Nucor Steel has chosen Danieli to supply a new quenching and self-tempering system to be installed at its mill in Marion, Ohio. The quenching and self-tempering process improves the mechanical properties of deformed bars, particularly yield strength, using billets with lower alloy content. The result is a product with final technological characteristics equal to or better than those obtained by low-alloyed/micro-alloyed steels.
Premier Thermal Solutions is increasing oil quench-and-temper capacity at its Atmosphere Annealing Mt. Hope facility in Lansing, Mich. Through the enhancement of an existing roller-hearth tray furnace, the facility will double its oil-quench capacity. The additional capacity is in response to increasing demand seen from many of the industries that Atmosphere Annealing serves, including automotive, energy, heavy equipment, heavy truck and rail. The furnace will be online in the first quarter of 2019.
The new advanced quench-and-temper facility (AQTF) heat-treatment line supplied by SMS group to TimkenSteel at its Gambrinus Steel Plant in Canton, Ohio, commenced full commercial production. Extensive testing was successfully completed in November 2017. The line is able to treat 10 tons per hour of bars and heavy-walled tubes up to 13 inches in diameter.
TimkenSteel brought its newest heat-treatment asset, an advanced quench-and-temper facility, online and has started processing customer orders.
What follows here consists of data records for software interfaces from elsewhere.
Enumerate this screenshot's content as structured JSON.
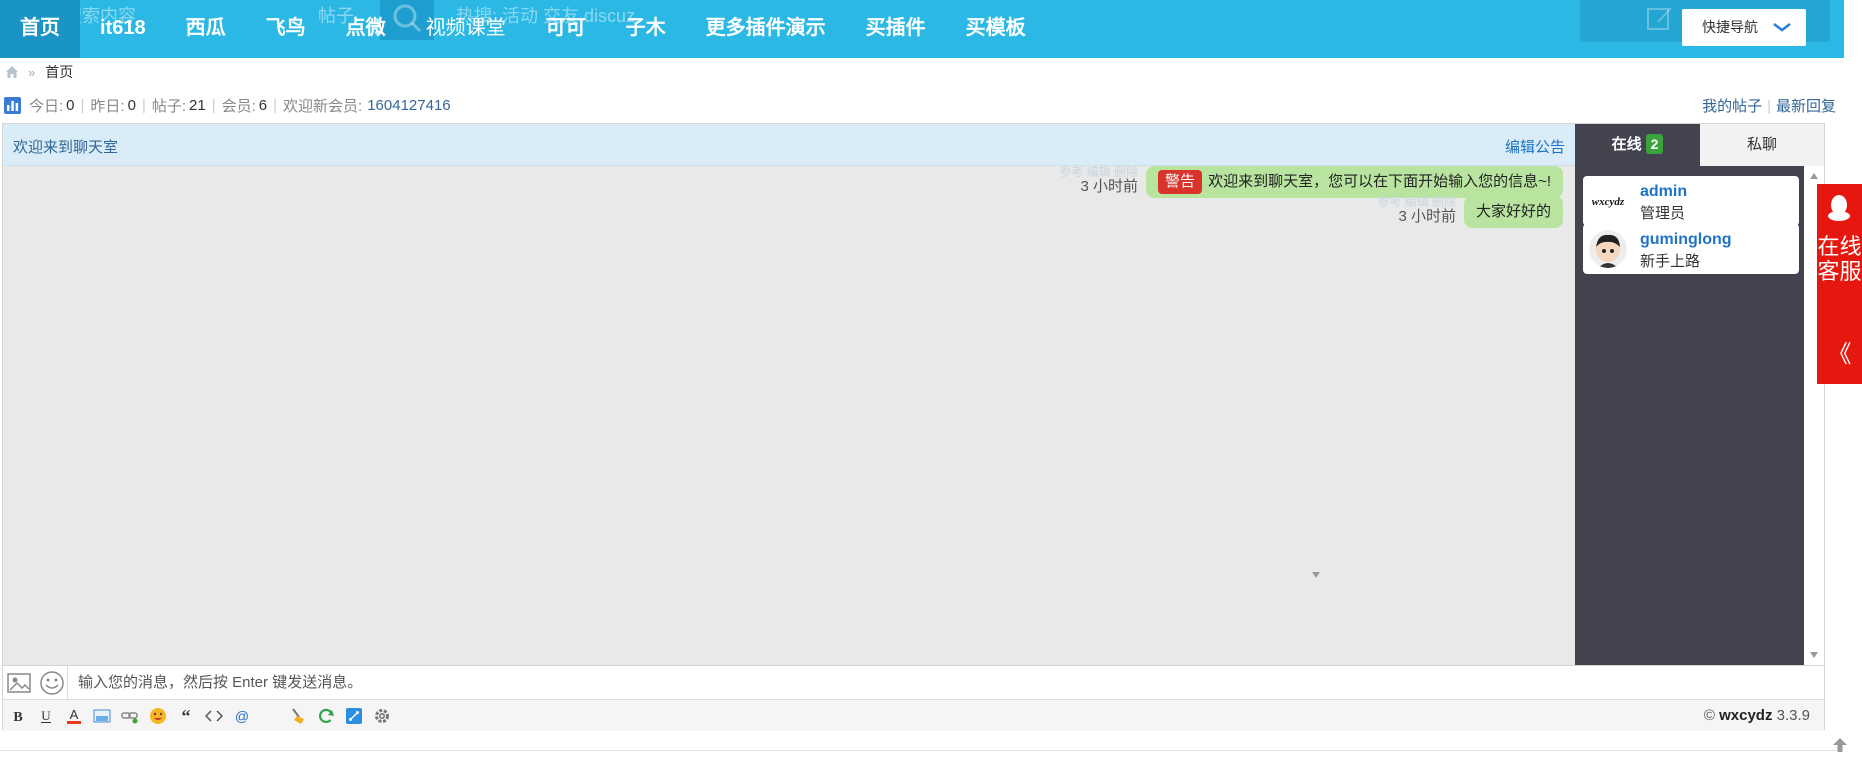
{
  "topnav": {
    "ghost": {
      "search_placeholder": "请输入搜索内容",
      "search_type": "帖子",
      "hot_words": "热搜: 活动 交友 discuz"
    },
    "items": [
      {
        "label": "首页",
        "active": true
      },
      {
        "label": "it618"
      },
      {
        "label": "西瓜"
      },
      {
        "label": "飞鸟"
      },
      {
        "label": "点微"
      },
      {
        "label": "视频课堂"
      },
      {
        "label": "可可"
      },
      {
        "label": "子木"
      },
      {
        "label": "更多插件演示"
      },
      {
        "label": "买插件"
      },
      {
        "label": "买模板"
      }
    ],
    "quick_nav_label": "快捷导航"
  },
  "breadcrumb": {
    "separator": "»",
    "current": "首页"
  },
  "stats": {
    "today_label": "今日:",
    "today": "0",
    "yesterday_label": "昨日:",
    "yesterday": "0",
    "posts_label": "帖子:",
    "posts": "21",
    "members_label": "会员:",
    "members": "6",
    "welcome_label": "欢迎新会员:",
    "new_member": "1604127416"
  },
  "top_links": {
    "my_posts": "我的帖子",
    "latest_replies": "最新回复"
  },
  "chat": {
    "notice": "欢迎来到聊天室",
    "edit_notice": "编辑公告",
    "messages": [
      {
        "actions": "参考 编辑 删除",
        "time": "3 小时前",
        "tag": "警告",
        "text": "欢迎来到聊天室，您可以在下面开始输入您的信息~!"
      },
      {
        "actions": "参考 编辑 删除",
        "time": "3 小时前",
        "text": "大家好好的"
      }
    ],
    "input_placeholder": "输入您的消息，然后按 Enter 键发送消息。",
    "version_prefix": "©",
    "version_name": "wxcydz",
    "version": "3.3.9"
  },
  "side": {
    "tab_online": "在线",
    "online_count": "2",
    "tab_private": "私聊",
    "users": [
      {
        "name": "admin",
        "role": "管理员",
        "avatar_text": "wxcydz"
      },
      {
        "name": "guminglong",
        "role": "新手上路"
      }
    ]
  },
  "service": {
    "text": "在线客服",
    "arrow": "《"
  },
  "colors": {
    "nav": "#2bb8e4",
    "nav_active": "#1a94c4",
    "bubble": "#b8e4a0",
    "warn": "#d9342b",
    "side_panel": "#43434f",
    "service": "#e6170f"
  }
}
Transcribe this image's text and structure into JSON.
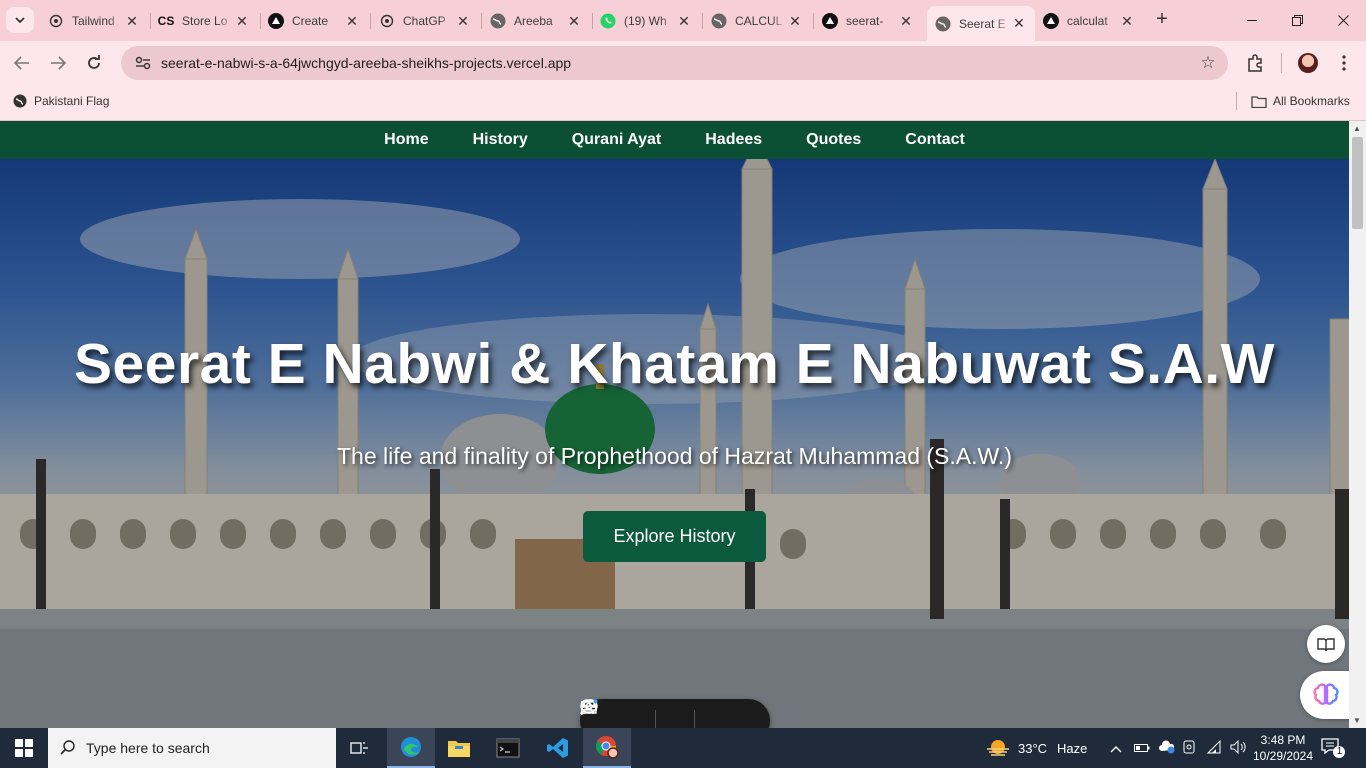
{
  "browser": {
    "tabs": [
      {
        "title": "Tailwind",
        "icon": "chatgpt-icon"
      },
      {
        "title": "Store Lo",
        "icon": "cs-icon",
        "icon_text": "CS"
      },
      {
        "title": "Create",
        "icon": "vercel-icon"
      },
      {
        "title": "ChatGP",
        "icon": "chatgpt-icon"
      },
      {
        "title": "Areeba",
        "icon": "globe-icon"
      },
      {
        "title": "(19) Wh",
        "icon": "whatsapp-icon"
      },
      {
        "title": "CALCUL",
        "icon": "globe-icon"
      },
      {
        "title": "seerat-",
        "icon": "vercel-icon"
      },
      {
        "title": "Seerat E",
        "icon": "globe-icon",
        "active": true
      },
      {
        "title": "calculat",
        "icon": "vercel-icon"
      }
    ],
    "url": "seerat-e-nabwi-s-a-64jwchgyd-areeba-sheikhs-projects.vercel.app",
    "bookmarks": {
      "left": "Pakistani Flag",
      "right": "All Bookmarks"
    }
  },
  "site": {
    "nav": [
      "Home",
      "History",
      "Qurani Ayat",
      "Hadees",
      "Quotes",
      "Contact"
    ],
    "hero": {
      "title": "Seerat E Nabwi & Khatam E Nabuwat S.A.W",
      "subtitle": "The life and finality of Prophethood of Hazrat Muhammad (S.A.W.)",
      "button": "Explore History"
    },
    "colors": {
      "nav_bg": "#0b4f34",
      "button_bg": "#0b5a3e"
    }
  },
  "taskbar": {
    "search_placeholder": "Type here to search",
    "weather": {
      "temp": "33°C",
      "condition": "Haze"
    },
    "time": "3:48 PM",
    "date": "10/29/2024",
    "notifications": "1"
  }
}
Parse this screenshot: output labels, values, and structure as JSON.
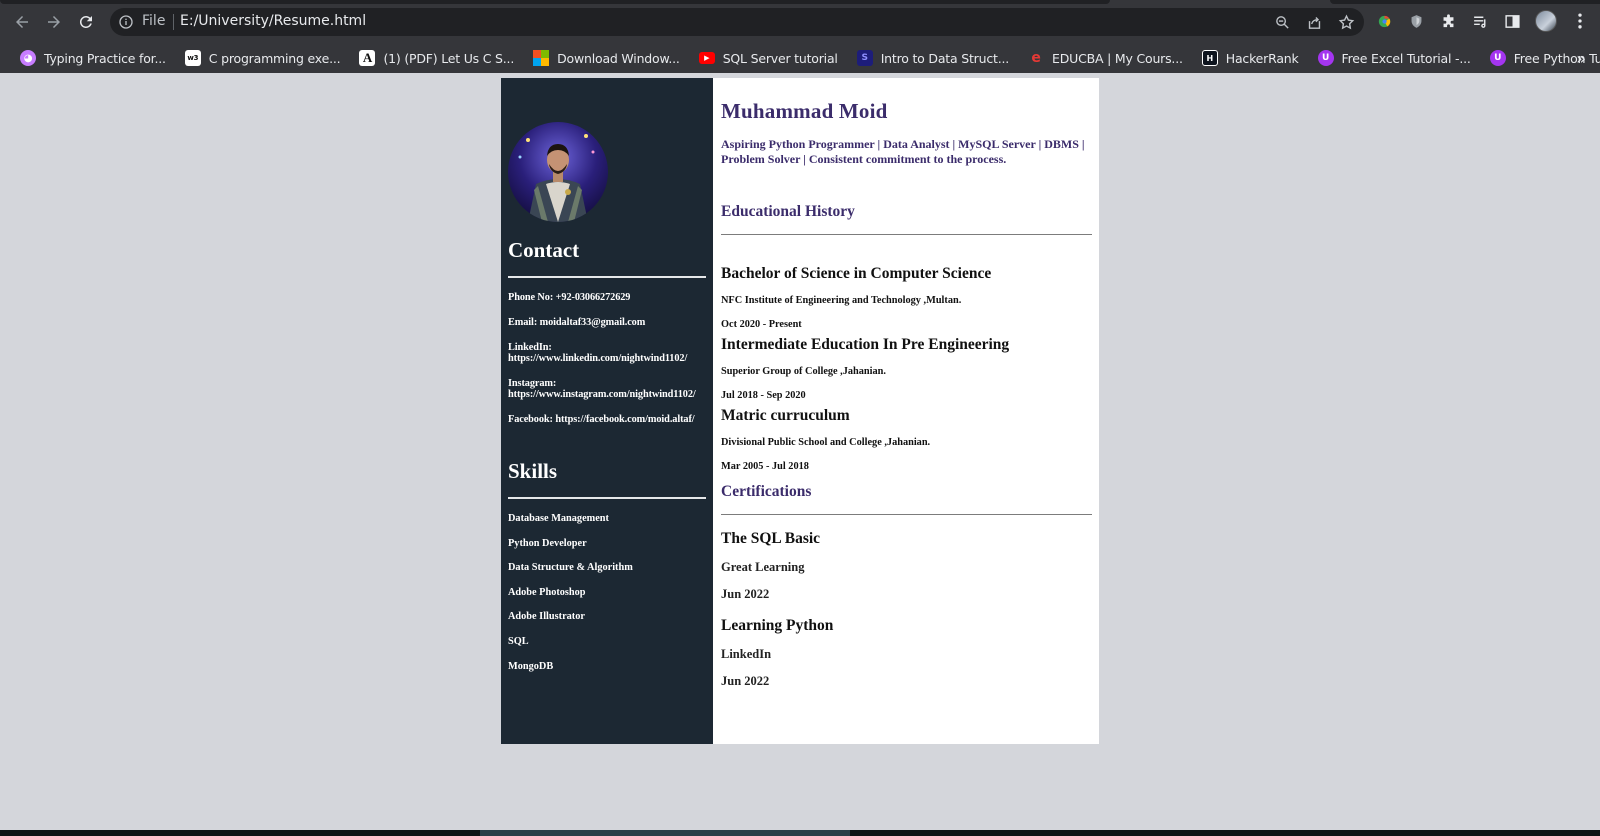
{
  "browser": {
    "scheme_label": "File",
    "url": "E:/University/Resume.html",
    "bookmarks": [
      {
        "label": "Typing Practice for...",
        "icon": "ghost-icon",
        "color": "#c77dff"
      },
      {
        "label": "C programming exe...",
        "icon": "w3schools-icon",
        "color": "#ffffff"
      },
      {
        "label": "(1) (PDF) Let Us C S...",
        "icon": "academia-icon",
        "color": "#ffffff"
      },
      {
        "label": "Download Window...",
        "icon": "microsoft-icon",
        "color": "#f25022"
      },
      {
        "label": "SQL Server tutorial",
        "icon": "youtube-icon",
        "color": "#ff0000"
      },
      {
        "label": "Intro to Data Struct...",
        "icon": "scrimba-icon",
        "color": "#3a3ad6"
      },
      {
        "label": "EDUCBA | My Cours...",
        "icon": "educba-icon",
        "color": "#e53935"
      },
      {
        "label": "HackerRank",
        "icon": "hackerrank-icon",
        "color": "#1ba94c"
      },
      {
        "label": "Free Excel Tutorial -...",
        "icon": "udemy-icon",
        "color": "#a435f0"
      },
      {
        "label": "Free Python Tutoria...",
        "icon": "udemy-icon",
        "color": "#a435f0"
      }
    ],
    "more_label": "»"
  },
  "resume": {
    "name": "Muhammad Moid",
    "tagline": "Aspiring Python Programmer | Data Analyst | MySQL Server | DBMS | Problem Solver | Consistent commitment to the process.",
    "contact": {
      "heading": "Contact",
      "phone": "Phone No: +92-03066272629",
      "email": "Email: moidaltaf33@gmail.com",
      "linkedin_label": "LinkedIn:",
      "linkedin_url": "https://www.linkedin.com/nightwind1102/",
      "instagram_label": "Instagram:",
      "instagram_url": "https://www.instagram.com/nightwind1102/",
      "facebook": "Facebook: https://facebook.com/moid.altaf/"
    },
    "skills": {
      "heading": "Skills",
      "items": [
        "Database Management",
        "Python Developer",
        "Data Structure & Algorithm",
        "Adobe Photoshop",
        "Adobe Illustrator",
        "SQL",
        "MongoDB"
      ]
    },
    "education": {
      "heading": "Educational History",
      "items": [
        {
          "degree": "Bachelor of Science in Computer Science",
          "institute": "NFC Institute of Engineering and Technology ,Multan.",
          "dates": "Oct 2020 - Present"
        },
        {
          "degree": "Intermediate Education In Pre Engineering",
          "institute": "Superior Group of College ,Jahanian.",
          "dates": "Jul 2018 - Sep 2020"
        },
        {
          "degree": "Matric curruculum",
          "institute": "Divisional Public School and College ,Jahanian.",
          "dates": "Mar 2005 - Jul 2018"
        }
      ]
    },
    "certifications": {
      "heading": "Certifications",
      "items": [
        {
          "title": "The SQL Basic",
          "issuer": "Great Learning",
          "date": "Jun 2022"
        },
        {
          "title": "Learning Python",
          "issuer": "LinkedIn",
          "date": "Jun 2022"
        }
      ]
    }
  }
}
The addition of the $40 million facility, located at the company's Gambrinus Steel Plant in Canton, Ohio, increases TimkenSteel's existing quench-and-temper capacity by 50,000 tons, or 45%, and brings the company's total annual heat-treatment capacity to 500,000 process tons. According to TimkenSteel, it is the largest of its four heat-treatment facilities.